DBC’s review published on Letterboxd:
Well put me down as on Team "Halloween III fucking rules". And also add my name to the list of those who wish it had been more of a box office success so the producers could've continued the plan of making the Halloween franchise an anthology film series that tells different creepy stories that are all somehow centered around Halloween night. That could've been great.
As much fun as those other potential films might have been, I'm not sure they would've held the same aesthetic appeal for me that Halloween III does almost right from the get-go with its Atari-tinged vector graphics opener and accompanying score that sounds like John Carpenter was channeling his own inner Tangerine Dream. Peak '82 vibes for sure.
There is something borderline magical about these turn-of-the-decade Carpenter productions, something that transcends the occasional faulty performance or storytelling misstep and keeps these films eminently watchable. Honestly the story in Halloween III isn't much until the third act (and Tom Atkins ain't exactly the most convincing of screen doctors) but everything is presented with so much competent stylistic flair that it's always engaging. Dean Cundey once more beautifully illustrates why he is the ace cinematographer of Carpenter productions. The infamous, deceptively simple-looking throwback Halloween masks the kids all want have very appropriately become iconic in their own right. And that little advertising jingle used to sell them--which at first listen is goofy but also slightly catchy--starts to sound genuinely maniacally unhinged by the time we reach the big night (and yes, it did manage to earworm its way into my subconscious for weeks after). Plus it's just great watching Dan O'Herlihy play a right evil bastard.
Halloween III could easily become a new Halloween staple for me. But I also don't want to risk overusing its magic either.
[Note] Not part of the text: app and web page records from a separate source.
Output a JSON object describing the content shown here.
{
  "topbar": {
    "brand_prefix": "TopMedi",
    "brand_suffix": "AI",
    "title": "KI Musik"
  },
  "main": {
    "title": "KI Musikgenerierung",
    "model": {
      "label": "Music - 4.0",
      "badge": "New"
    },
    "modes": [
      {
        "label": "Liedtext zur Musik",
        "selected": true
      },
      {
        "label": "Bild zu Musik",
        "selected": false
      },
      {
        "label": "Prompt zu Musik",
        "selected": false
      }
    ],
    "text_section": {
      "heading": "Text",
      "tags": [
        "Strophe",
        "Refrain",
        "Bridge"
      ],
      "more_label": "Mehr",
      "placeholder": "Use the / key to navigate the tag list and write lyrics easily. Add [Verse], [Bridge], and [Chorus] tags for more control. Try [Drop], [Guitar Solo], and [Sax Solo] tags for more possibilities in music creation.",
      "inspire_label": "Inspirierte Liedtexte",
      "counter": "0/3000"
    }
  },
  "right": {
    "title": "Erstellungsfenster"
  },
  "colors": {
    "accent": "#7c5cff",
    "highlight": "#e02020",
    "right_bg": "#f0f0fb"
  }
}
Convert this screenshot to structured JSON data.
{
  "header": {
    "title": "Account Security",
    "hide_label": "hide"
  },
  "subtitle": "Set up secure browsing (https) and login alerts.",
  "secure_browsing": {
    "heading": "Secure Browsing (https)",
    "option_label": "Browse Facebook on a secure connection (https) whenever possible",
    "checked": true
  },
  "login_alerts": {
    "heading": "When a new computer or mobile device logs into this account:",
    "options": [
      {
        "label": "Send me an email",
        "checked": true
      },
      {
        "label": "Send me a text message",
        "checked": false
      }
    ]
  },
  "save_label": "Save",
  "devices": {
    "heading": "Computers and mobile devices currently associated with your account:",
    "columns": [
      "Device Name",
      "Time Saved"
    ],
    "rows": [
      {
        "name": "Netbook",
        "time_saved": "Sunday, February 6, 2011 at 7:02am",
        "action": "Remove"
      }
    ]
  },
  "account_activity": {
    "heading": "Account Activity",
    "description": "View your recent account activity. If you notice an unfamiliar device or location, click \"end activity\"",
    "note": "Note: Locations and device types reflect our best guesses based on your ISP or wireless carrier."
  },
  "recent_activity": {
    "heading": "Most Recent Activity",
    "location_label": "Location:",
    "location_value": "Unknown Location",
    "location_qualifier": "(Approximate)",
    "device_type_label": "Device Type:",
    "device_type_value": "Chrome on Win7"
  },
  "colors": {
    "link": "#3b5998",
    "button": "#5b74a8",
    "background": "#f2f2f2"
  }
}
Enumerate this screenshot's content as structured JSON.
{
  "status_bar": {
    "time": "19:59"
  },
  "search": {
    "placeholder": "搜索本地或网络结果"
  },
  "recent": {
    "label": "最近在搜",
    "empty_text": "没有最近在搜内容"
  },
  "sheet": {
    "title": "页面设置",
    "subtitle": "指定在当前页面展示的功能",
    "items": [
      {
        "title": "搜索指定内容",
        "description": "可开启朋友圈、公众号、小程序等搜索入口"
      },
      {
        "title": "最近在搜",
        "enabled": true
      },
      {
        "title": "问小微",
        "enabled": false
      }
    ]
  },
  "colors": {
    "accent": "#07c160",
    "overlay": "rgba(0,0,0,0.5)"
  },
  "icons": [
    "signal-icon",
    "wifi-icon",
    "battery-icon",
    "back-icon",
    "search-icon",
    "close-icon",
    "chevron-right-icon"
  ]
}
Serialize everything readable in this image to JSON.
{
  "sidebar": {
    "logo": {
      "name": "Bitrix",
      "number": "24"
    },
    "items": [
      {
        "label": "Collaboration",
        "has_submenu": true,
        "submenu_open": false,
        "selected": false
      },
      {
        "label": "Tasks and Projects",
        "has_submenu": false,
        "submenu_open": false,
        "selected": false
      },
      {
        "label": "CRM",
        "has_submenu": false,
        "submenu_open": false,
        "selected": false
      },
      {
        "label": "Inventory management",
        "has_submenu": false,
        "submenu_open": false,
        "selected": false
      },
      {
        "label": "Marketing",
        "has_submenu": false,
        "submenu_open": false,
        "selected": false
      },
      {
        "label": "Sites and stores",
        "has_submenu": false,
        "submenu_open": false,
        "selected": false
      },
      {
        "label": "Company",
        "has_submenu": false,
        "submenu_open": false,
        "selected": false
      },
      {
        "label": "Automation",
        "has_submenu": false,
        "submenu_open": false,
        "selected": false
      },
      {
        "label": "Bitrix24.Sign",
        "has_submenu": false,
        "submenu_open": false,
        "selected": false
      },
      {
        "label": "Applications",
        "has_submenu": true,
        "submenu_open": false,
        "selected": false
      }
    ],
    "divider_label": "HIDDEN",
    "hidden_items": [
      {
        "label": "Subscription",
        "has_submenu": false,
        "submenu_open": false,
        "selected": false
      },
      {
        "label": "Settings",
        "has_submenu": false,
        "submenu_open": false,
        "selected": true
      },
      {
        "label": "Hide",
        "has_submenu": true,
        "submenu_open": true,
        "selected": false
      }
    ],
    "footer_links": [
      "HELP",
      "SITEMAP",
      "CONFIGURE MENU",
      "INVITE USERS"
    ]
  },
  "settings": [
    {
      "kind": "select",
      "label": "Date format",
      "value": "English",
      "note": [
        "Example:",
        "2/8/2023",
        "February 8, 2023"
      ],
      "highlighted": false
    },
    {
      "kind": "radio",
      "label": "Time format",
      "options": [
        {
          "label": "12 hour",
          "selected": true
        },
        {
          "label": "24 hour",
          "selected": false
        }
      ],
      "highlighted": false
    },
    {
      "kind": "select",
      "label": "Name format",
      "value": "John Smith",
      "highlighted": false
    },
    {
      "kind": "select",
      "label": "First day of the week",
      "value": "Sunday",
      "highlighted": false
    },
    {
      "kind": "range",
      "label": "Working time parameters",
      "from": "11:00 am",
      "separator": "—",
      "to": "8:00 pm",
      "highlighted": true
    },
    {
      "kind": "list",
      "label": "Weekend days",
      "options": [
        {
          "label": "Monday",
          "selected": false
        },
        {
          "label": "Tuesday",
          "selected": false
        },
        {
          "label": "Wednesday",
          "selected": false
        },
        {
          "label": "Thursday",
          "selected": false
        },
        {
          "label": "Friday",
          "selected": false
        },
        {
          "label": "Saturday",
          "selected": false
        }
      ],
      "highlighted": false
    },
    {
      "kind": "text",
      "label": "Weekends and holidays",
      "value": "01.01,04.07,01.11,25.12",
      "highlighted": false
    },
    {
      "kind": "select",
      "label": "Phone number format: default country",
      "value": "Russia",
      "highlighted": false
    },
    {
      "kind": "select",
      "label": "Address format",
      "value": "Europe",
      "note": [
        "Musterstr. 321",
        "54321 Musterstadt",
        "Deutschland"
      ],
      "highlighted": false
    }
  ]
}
One thing I do know: I will be watching it again.
(sidenote: Halloween III may also go on to always have a special place in my heart because it was during that initial viewing that I learned that it is indeed possible in Austin to get pizza delivered at 2am Halloween night but it will be 1--poorly made, 2--ridiculously overpriced, 3--not warm, 4--delivered almost 90 minutes late by a very tired Indian woman who was driving around your neighborhood forever trying to find your place but without bothering to call you...but how does that saying go? "Bad pizza is still better than no pizza?" Oh and don't worry, I still tipped the driver well and made sure she left with some candy)